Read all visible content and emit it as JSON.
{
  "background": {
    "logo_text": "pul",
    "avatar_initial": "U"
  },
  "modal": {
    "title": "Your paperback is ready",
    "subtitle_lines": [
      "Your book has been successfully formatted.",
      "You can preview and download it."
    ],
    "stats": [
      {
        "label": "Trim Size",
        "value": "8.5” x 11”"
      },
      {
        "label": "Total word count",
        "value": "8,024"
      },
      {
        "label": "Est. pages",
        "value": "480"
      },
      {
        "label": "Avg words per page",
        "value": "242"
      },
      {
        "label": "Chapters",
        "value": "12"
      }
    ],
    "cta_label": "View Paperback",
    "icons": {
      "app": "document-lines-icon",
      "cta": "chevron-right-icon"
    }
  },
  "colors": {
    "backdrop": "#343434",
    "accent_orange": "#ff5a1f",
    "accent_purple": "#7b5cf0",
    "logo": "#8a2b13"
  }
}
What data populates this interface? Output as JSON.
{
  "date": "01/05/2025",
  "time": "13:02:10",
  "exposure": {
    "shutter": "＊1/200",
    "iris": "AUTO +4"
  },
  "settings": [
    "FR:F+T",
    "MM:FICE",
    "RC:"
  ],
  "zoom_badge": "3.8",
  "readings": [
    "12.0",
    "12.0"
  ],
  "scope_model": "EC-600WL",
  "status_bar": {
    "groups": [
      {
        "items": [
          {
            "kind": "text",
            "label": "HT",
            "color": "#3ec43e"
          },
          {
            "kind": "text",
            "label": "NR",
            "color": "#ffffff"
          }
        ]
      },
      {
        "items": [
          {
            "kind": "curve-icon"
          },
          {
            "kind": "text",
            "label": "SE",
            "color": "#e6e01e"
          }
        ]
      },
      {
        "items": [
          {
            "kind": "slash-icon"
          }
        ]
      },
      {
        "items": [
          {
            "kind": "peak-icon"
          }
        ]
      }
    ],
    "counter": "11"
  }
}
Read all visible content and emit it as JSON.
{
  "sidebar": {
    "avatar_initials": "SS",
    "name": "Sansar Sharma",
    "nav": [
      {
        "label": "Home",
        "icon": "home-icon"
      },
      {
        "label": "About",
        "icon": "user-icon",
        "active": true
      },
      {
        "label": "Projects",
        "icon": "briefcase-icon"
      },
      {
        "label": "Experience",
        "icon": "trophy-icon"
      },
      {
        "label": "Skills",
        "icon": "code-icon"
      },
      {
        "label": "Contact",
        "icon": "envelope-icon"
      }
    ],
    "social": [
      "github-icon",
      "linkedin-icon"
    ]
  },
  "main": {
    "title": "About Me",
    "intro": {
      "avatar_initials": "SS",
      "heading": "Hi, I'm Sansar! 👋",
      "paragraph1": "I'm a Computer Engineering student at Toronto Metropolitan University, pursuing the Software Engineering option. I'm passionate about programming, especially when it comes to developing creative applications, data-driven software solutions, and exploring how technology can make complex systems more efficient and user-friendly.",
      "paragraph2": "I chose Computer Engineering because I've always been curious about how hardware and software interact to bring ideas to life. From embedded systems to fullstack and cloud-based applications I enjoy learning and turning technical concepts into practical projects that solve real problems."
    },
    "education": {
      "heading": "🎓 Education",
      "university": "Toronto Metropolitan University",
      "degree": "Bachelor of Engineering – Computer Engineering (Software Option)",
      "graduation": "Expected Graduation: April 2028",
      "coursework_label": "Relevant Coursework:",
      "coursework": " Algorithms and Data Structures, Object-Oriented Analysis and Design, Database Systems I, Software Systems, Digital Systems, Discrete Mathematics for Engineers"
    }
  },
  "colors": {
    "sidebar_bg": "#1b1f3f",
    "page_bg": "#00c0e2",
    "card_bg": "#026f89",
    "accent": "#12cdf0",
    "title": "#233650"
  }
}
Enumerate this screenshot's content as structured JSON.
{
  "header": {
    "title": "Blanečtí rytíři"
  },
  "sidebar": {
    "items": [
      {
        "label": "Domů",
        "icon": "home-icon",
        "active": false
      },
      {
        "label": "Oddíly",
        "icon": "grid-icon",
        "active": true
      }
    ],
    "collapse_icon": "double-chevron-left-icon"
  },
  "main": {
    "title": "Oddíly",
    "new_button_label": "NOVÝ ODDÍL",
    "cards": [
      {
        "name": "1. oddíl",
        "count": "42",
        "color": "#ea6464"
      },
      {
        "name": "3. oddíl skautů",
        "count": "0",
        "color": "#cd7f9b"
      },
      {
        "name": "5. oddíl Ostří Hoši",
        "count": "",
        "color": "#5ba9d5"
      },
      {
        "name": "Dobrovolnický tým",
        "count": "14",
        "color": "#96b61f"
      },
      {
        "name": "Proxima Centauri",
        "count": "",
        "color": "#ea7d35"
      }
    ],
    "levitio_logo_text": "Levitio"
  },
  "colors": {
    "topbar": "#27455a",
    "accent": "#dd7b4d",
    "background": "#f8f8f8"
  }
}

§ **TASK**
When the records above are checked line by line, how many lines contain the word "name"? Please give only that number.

§ **RESULT BELOW**
6